> LISTED ENTRIES
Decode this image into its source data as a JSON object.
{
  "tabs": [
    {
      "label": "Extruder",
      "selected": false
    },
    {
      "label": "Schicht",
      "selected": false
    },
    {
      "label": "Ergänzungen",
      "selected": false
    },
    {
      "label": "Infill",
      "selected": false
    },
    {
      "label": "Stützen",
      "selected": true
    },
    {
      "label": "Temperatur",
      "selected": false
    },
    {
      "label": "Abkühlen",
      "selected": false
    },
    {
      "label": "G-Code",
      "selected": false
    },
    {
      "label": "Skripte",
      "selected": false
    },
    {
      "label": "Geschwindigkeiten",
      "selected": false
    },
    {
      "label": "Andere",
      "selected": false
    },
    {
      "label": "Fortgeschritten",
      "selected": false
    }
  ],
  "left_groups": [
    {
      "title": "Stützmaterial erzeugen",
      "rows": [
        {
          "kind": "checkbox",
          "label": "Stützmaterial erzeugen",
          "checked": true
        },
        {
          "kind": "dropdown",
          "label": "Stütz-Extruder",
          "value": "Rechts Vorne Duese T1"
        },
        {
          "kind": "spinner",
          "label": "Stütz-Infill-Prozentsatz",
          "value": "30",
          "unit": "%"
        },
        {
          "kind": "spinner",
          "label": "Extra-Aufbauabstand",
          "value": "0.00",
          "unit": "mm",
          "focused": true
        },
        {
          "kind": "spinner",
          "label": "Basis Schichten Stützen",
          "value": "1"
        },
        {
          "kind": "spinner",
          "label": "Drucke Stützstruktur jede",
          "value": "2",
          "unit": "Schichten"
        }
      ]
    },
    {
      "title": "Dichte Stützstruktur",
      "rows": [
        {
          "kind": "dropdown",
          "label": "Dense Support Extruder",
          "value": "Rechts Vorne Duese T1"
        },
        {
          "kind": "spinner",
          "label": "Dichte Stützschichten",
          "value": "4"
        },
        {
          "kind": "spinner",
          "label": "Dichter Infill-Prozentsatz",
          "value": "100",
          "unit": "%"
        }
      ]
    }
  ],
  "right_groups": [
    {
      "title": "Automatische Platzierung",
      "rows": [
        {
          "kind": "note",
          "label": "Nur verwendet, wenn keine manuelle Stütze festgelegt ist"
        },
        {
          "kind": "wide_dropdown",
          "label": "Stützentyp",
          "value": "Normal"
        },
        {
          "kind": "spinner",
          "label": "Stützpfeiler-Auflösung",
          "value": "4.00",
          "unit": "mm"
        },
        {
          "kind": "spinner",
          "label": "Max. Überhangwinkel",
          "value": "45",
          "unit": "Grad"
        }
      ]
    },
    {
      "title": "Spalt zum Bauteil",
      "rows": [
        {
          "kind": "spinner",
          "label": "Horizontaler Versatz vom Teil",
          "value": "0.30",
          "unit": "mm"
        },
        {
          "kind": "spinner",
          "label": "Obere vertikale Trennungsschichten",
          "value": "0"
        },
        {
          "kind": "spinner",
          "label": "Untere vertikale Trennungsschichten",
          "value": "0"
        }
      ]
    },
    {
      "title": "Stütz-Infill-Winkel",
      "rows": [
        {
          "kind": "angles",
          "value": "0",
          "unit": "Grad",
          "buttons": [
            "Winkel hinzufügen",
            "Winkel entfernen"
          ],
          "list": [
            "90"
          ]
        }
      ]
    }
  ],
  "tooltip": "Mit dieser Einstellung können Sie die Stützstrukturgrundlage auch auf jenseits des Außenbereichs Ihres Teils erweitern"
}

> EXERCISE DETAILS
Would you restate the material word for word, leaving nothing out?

> TASK ANSWER
Decode this image into its source data as a JSON object.
{
  "tabs": [
    {
      "label": "Extruder",
      "selected": false
    },
    {
      "label": "Schicht",
      "selected": false
    },
    {
      "label": "Ergänzungen",
      "selected": false
    },
    {
      "label": "Infill",
      "selected": false
    },
    {
      "label": "Stützen",
      "selected": true
    },
    {
      "label": "Temperatur",
      "selected": false
    },
    {
      "label": "Abkühlen",
      "selected": false
    },
    {
      "label": "G-Code",
      "selected": false
    },
    {
      "label": "Skripte",
      "selected": false
    },
    {
      "label": "Geschwindigkeiten",
      "selected": false
    },
    {
      "label": "Andere",
      "selected": false
    },
    {
      "label": "Fortgeschritten",
      "selected": false
    }
  ],
  "left_groups": [
    {
      "title": "Stützmaterial erzeugen",
      "rows": [
        {
          "kind": "checkbox",
          "label": "Stützmaterial erzeugen",
          "checked": true
        },
        {
          "kind": "dropdown",
          "label": "Stütz-Extruder",
          "value": "Rechts Vorne Duese T1"
        },
        {
          "kind": "spinner",
          "label": "Stütz-Infill-Prozentsatz",
          "value": "30",
          "unit": "%"
        },
        {
          "kind": "spinner",
          "label": "Extra-Aufbauabstand",
          "value": "0.00",
          "unit": "mm",
          "focused": true
        },
        {
          "kind": "spinner",
          "label": "Basis Schichten Stützen",
          "value": "1"
        },
        {
          "kind": "spinner",
          "label": "Drucke Stützstruktur jede",
          "value": "2",
          "unit": "Schichten"
        }
      ]
    },
    {
      "title": "Dichte Stützstruktur",
      "rows": [
        {
          "kind": "dropdown",
          "label": "Dense Support Extruder",
          "value": "Rechts Vorne Duese T1"
        },
        {
          "kind": "spinner",
          "label": "Dichte Stützschichten",
          "value": "4"
        },
        {
          "kind": "spinner",
          "label": "Dichter Infill-Prozentsatz",
          "value": "100",
          "unit": "%"
        }
      ]
    }
  ],
  "right_groups": [
    {
      "title": "Automatische Platzierung",
      "rows": [
        {
          "kind": "note",
          "label": "Nur verwendet, wenn keine manuelle Stütze festgelegt ist"
        },
        {
          "kind": "wide_dropdown",
          "label": "Stützentyp",
          "value": "Normal"
        },
        {
          "kind": "spinner",
          "label": "Stützpfeiler-Auflösung",
          "value": "4.00",
          "unit": "mm"
        },
        {
          "kind": "spinner",
          "label": "Max. Überhangwinkel",
          "value": "45",
          "unit": "Grad"
        }
      ]
    },
    {
      "title": "Spalt zum Bauteil",
      "rows": [
        {
          "kind": "spinner",
          "label": "Horizontaler Versatz vom Teil",
          "value": "0.30",
          "unit": "mm"
        },
        {
          "kind": "spinner",
          "label": "Obere vertikale Trennungsschichten",
          "value": "0"
        },
        {
          "kind": "spinner",
          "label": "Untere vertikale Trennungsschichten",
          "value": "0"
        }
      ]
    },
    {
      "title": "Stütz-Infill-Winkel",
      "rows": [
        {
          "kind": "angles",
          "value": "0",
          "unit": "Grad",
          "buttons": [
            "Winkel hinzufügen",
            "Winkel entfernen"
          ],
          "list": [
            "90"
          ]
        }
      ]
    }
  ],
  "tooltip": "Mit dieser Einstellung können Sie die Stützstrukturgrundlage auch auf jenseits des Außenbereichs Ihres Teils erweitern"
}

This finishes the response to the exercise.